Further south, attacks in the Red Sea continue. Two ships were targeted by ballistic missiles fired by Yemen’s Houthi rebels Tuesday — the latest in a series of attacks on cargo ships carried out by the Iranian-backed militant group in support of Palestinians.
In January, the U.S. and U.K. launched joint retaliatory strikes in Yemen, hitting more than a dozen sites used by the Houthis, including logistical hubs, air defense systems and weapons storage and launching locations.
Biden said the bombings were meant to demonstrate that the U.S. and its allies "will not tolerate" the group’s ceaseless attacks but the rebel strikes have continued since November as the Houthis demand an end to Israel’s bombardment of Gaza. Following Tuesday’s attack, the group released a statement saying they would "escalate more and more" until the "aggression" in Gaza ends.

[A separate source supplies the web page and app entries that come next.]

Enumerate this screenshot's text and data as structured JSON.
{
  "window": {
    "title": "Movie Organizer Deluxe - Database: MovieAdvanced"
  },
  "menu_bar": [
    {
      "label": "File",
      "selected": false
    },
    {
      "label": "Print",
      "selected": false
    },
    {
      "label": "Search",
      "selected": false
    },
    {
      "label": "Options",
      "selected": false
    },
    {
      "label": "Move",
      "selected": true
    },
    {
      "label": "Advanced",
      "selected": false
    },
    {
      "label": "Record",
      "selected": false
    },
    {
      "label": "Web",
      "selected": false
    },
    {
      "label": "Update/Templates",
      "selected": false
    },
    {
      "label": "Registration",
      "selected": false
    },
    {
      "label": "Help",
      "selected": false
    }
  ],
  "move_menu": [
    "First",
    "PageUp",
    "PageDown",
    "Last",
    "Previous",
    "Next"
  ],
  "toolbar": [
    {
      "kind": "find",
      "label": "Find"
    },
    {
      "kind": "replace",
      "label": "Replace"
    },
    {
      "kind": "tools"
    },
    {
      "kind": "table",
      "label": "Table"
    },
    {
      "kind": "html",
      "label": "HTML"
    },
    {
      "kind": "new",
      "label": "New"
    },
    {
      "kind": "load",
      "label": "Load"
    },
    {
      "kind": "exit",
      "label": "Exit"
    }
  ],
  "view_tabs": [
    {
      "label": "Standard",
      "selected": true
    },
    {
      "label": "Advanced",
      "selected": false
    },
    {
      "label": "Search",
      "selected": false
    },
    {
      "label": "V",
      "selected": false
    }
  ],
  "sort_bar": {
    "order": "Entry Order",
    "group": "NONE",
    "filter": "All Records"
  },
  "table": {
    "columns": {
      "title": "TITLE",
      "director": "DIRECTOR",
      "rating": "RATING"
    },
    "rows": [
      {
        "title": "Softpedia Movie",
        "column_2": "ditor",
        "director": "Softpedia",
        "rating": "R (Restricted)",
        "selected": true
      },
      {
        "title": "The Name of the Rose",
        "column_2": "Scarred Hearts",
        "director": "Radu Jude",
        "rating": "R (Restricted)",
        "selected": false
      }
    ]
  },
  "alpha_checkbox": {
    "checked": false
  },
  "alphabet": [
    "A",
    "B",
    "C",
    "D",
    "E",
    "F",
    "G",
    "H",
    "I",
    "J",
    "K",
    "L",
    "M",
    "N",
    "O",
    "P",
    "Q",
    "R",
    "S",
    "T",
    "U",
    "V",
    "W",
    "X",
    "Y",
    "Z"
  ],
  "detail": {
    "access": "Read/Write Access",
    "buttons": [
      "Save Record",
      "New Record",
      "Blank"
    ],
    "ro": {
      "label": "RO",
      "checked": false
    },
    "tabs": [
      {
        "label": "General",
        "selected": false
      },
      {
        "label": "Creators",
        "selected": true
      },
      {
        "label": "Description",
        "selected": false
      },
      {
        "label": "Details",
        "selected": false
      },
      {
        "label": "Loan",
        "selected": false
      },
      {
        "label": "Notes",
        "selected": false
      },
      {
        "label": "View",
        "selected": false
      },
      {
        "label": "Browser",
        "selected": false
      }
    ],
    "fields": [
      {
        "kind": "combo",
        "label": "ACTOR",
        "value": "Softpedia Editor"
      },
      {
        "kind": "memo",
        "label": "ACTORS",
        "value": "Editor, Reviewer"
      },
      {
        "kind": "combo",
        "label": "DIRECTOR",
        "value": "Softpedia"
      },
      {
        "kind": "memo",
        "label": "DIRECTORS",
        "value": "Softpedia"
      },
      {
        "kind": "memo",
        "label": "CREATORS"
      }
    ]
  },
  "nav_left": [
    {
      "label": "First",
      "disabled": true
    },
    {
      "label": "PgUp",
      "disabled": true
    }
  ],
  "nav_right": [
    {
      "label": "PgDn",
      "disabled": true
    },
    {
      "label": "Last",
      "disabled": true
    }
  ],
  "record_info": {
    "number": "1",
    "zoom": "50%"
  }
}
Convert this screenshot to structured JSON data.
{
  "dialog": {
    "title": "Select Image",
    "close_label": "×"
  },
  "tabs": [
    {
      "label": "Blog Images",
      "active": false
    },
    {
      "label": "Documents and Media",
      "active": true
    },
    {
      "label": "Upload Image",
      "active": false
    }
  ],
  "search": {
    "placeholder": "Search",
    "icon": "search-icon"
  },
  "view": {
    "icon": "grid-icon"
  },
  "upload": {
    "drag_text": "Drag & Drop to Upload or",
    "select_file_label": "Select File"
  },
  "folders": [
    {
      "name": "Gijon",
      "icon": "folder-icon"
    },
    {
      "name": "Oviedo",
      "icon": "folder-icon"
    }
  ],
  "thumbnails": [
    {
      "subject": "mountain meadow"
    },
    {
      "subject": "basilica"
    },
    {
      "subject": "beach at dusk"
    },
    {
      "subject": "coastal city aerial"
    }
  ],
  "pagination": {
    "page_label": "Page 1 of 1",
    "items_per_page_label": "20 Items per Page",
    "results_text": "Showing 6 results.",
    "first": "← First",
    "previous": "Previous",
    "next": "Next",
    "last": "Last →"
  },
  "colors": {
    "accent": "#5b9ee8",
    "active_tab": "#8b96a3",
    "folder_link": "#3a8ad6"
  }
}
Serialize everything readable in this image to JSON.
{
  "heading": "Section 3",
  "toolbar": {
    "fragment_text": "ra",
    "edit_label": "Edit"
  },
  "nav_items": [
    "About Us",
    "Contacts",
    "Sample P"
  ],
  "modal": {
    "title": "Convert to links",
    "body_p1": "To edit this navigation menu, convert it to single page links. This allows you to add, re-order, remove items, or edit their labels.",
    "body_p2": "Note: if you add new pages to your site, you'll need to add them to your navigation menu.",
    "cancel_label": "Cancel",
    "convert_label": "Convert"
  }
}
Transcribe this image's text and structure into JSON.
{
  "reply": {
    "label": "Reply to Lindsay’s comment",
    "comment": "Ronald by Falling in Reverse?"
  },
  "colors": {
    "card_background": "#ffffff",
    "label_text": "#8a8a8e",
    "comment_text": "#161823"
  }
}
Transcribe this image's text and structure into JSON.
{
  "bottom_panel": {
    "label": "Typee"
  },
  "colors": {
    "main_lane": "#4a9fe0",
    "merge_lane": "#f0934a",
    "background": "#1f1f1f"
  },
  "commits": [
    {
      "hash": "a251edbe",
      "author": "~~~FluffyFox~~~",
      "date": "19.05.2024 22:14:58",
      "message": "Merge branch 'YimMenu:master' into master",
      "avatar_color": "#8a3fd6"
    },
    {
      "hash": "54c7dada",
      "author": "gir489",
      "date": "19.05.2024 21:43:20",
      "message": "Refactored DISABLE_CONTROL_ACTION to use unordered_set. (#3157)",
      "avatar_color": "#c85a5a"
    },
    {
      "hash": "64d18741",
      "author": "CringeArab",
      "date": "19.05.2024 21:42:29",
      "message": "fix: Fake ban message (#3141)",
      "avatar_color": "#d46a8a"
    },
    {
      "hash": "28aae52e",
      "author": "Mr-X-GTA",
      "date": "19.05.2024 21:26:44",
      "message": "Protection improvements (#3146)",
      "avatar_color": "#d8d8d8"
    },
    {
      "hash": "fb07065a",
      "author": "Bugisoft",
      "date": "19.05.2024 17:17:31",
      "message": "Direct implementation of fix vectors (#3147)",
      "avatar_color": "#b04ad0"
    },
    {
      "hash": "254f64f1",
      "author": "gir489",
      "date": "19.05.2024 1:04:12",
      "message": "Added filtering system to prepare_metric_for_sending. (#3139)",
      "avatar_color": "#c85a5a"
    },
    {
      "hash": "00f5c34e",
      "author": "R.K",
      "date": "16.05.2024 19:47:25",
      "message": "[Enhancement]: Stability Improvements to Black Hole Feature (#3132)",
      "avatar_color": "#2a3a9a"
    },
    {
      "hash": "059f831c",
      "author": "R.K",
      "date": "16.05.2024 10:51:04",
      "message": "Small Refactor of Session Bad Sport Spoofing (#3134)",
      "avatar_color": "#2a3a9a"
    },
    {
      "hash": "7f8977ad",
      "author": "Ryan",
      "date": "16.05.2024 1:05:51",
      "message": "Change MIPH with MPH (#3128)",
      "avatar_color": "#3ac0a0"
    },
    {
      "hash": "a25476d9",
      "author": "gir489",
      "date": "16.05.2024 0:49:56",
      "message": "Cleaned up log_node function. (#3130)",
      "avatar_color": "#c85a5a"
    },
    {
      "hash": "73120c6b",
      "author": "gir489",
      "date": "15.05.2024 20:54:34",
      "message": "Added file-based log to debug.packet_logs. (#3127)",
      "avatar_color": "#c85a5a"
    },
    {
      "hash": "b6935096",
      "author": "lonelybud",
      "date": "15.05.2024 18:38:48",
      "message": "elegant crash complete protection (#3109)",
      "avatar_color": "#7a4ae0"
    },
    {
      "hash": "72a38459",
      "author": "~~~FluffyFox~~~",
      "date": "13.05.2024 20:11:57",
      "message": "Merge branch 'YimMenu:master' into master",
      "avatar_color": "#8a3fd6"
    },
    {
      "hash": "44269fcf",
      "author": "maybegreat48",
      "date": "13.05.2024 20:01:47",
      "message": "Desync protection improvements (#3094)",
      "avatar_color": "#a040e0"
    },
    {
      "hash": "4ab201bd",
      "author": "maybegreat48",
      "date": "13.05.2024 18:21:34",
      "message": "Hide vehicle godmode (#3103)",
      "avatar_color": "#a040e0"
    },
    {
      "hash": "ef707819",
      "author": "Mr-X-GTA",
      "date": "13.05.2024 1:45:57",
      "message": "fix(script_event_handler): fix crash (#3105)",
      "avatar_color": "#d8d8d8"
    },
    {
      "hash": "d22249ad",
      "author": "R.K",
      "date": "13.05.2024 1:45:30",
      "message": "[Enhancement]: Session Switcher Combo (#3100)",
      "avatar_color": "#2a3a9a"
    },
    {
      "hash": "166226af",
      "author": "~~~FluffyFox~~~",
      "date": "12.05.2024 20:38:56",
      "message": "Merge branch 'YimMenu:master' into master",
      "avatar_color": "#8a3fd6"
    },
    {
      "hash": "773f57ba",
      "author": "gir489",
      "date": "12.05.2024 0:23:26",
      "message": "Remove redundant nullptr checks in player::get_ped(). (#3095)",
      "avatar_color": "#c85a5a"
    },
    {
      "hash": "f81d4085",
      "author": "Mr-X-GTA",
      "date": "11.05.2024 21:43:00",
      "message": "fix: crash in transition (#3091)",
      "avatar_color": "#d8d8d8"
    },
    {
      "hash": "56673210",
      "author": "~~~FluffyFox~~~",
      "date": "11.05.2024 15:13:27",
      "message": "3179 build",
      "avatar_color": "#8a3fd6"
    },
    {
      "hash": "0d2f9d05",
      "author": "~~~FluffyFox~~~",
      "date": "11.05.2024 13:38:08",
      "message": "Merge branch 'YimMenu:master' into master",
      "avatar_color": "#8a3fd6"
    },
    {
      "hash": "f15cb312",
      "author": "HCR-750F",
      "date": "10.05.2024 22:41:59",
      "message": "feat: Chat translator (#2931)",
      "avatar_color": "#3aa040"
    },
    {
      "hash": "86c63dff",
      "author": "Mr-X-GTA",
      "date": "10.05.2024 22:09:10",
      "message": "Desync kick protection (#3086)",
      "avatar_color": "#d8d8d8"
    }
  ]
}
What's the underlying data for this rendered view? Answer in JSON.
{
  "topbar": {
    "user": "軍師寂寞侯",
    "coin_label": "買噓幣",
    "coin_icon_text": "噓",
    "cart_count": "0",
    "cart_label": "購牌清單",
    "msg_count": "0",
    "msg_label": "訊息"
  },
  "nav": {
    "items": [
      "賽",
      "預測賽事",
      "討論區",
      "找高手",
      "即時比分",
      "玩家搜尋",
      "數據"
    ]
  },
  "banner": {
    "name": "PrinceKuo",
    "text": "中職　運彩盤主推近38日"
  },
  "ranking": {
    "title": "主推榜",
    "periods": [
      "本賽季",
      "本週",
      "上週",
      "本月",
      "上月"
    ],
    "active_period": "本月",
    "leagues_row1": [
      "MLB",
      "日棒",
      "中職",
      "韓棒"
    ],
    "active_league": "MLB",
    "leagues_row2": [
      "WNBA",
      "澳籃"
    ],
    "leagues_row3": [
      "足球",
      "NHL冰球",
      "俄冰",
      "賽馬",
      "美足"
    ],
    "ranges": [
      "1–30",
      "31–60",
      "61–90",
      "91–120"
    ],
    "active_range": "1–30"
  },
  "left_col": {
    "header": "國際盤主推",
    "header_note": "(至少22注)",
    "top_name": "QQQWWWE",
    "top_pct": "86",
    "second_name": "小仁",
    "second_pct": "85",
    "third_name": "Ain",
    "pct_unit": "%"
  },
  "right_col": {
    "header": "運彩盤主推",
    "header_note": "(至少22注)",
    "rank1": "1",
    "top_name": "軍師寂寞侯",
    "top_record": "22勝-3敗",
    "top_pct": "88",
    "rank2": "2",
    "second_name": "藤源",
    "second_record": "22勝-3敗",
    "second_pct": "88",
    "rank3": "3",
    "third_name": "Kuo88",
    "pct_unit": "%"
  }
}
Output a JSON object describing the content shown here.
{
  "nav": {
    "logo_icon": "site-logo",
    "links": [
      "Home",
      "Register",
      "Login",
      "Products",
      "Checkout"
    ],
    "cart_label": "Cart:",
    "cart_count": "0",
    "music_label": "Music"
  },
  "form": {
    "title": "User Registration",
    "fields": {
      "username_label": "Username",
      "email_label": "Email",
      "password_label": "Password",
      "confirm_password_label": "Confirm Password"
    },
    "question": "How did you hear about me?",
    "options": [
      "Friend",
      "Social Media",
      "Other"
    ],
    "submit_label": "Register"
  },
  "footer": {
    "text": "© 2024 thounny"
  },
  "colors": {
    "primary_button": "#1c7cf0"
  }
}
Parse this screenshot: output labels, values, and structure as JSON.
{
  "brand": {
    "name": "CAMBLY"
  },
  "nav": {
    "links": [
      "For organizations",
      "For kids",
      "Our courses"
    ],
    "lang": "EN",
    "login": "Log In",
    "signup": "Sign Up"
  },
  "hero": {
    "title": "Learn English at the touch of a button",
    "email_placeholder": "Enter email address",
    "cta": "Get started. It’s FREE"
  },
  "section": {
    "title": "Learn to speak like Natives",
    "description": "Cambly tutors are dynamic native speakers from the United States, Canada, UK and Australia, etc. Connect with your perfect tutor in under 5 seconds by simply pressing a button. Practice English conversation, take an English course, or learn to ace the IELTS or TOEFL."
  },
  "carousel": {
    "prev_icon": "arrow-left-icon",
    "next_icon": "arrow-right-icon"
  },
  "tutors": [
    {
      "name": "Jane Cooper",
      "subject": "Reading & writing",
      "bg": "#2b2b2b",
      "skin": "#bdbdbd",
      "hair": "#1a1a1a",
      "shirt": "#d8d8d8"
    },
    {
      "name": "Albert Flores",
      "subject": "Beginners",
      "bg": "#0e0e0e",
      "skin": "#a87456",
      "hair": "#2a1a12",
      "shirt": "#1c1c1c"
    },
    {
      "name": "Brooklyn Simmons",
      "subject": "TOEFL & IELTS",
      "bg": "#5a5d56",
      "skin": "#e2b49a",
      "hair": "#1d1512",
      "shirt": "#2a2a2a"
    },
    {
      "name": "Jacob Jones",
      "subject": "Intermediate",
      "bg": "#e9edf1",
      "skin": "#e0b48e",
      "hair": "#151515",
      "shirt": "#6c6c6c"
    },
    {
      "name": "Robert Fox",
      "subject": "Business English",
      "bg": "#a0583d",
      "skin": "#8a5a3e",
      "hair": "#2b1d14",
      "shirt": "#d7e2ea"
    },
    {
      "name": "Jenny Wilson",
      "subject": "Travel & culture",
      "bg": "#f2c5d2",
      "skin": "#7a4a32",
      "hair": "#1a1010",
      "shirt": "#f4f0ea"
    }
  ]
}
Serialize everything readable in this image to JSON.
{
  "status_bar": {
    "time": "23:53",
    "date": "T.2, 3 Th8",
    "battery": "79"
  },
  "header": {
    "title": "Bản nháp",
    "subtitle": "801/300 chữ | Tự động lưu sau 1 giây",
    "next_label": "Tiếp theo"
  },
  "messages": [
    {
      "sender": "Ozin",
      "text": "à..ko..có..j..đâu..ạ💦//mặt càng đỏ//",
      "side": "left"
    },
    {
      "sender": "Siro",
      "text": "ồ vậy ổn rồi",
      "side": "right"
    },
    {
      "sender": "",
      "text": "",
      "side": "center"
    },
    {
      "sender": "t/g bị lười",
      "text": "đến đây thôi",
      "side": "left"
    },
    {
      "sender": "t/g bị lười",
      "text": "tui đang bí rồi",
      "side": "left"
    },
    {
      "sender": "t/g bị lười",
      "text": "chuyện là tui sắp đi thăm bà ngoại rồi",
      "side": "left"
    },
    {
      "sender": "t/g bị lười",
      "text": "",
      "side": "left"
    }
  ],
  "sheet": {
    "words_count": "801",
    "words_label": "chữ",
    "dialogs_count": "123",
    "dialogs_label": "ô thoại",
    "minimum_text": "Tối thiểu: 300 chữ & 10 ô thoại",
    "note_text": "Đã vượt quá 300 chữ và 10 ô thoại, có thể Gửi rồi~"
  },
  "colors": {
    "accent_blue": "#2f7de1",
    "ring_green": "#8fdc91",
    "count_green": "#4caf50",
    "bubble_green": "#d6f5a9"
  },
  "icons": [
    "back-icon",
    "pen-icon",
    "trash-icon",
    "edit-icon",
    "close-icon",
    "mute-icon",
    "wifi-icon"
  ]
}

Blinken left the Middle East Thursday, saying he still believes a deal can be reached to free the hostages and pause the fighting in Gaza.
"We will work at that relentlessly until we get there," Blinken said.
Back in the U.S., the House GOP failed to pass legislation to provide $17.6 billion in aid to Israel Tuesday. The stand-alone measure was developed after Republicans struck down a comprehensive $118 billion bipartisan bill, ostensibly at the behest of former President Donald Trump, that would have provided $14 billion in military aid to Israel as well as money for Ukraine, Taiwan and U.S. border security.
As support for Israel remains strong in Congress, they will have to start again as they look to provide funds to the U.S. ally.